In the entries below, find the lines that include "Laptimer" and give their number as the whole reply.

• RAW DATA:
══════════════════════════════

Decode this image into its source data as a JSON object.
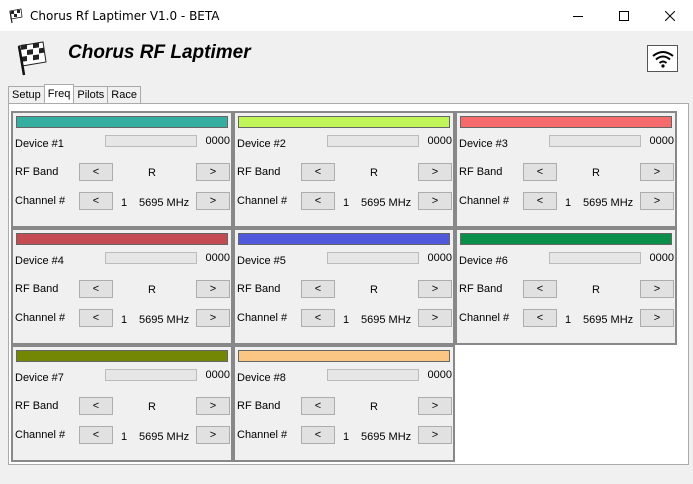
{
  "window": {
    "title": "Chorus Rf Laptimer V1.0 - BETA"
  },
  "header": {
    "title": "Chorus RF Laptimer"
  },
  "tabs": [
    {
      "label": "Setup"
    },
    {
      "label": "Freq",
      "active": true
    },
    {
      "label": "Pilots"
    },
    {
      "label": "Race"
    }
  ],
  "labels": {
    "rf_band": "RF Band",
    "channel": "Channel #",
    "prev": "<",
    "next": ">"
  },
  "devices": [
    {
      "name": "Device #1",
      "count": "0000",
      "band": "R",
      "channel": "1",
      "freq": "5695 MHz",
      "color": "#35ada1"
    },
    {
      "name": "Device #2",
      "count": "0000",
      "band": "R",
      "channel": "1",
      "freq": "5695 MHz",
      "color": "#c0f55a"
    },
    {
      "name": "Device #3",
      "count": "0000",
      "band": "R",
      "channel": "1",
      "freq": "5695 MHz",
      "color": "#f56b6b"
    },
    {
      "name": "Device #4",
      "count": "0000",
      "band": "R",
      "channel": "1",
      "freq": "5695 MHz",
      "color": "#c44b52"
    },
    {
      "name": "Device #5",
      "count": "0000",
      "band": "R",
      "channel": "1",
      "freq": "5695 MHz",
      "color": "#5058dc"
    },
    {
      "name": "Device #6",
      "count": "0000",
      "band": "R",
      "channel": "1",
      "freq": "5695 MHz",
      "color": "#0a8f4a"
    },
    {
      "name": "Device #7",
      "count": "0000",
      "band": "R",
      "channel": "1",
      "freq": "5695 MHz",
      "color": "#748705"
    },
    {
      "name": "Device #8",
      "count": "0000",
      "band": "R",
      "channel": "1",
      "freq": "5695 MHz",
      "color": "#fbc683"
    }
  ]
}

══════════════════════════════

• ANSWER TO THIS PROBLEM:
2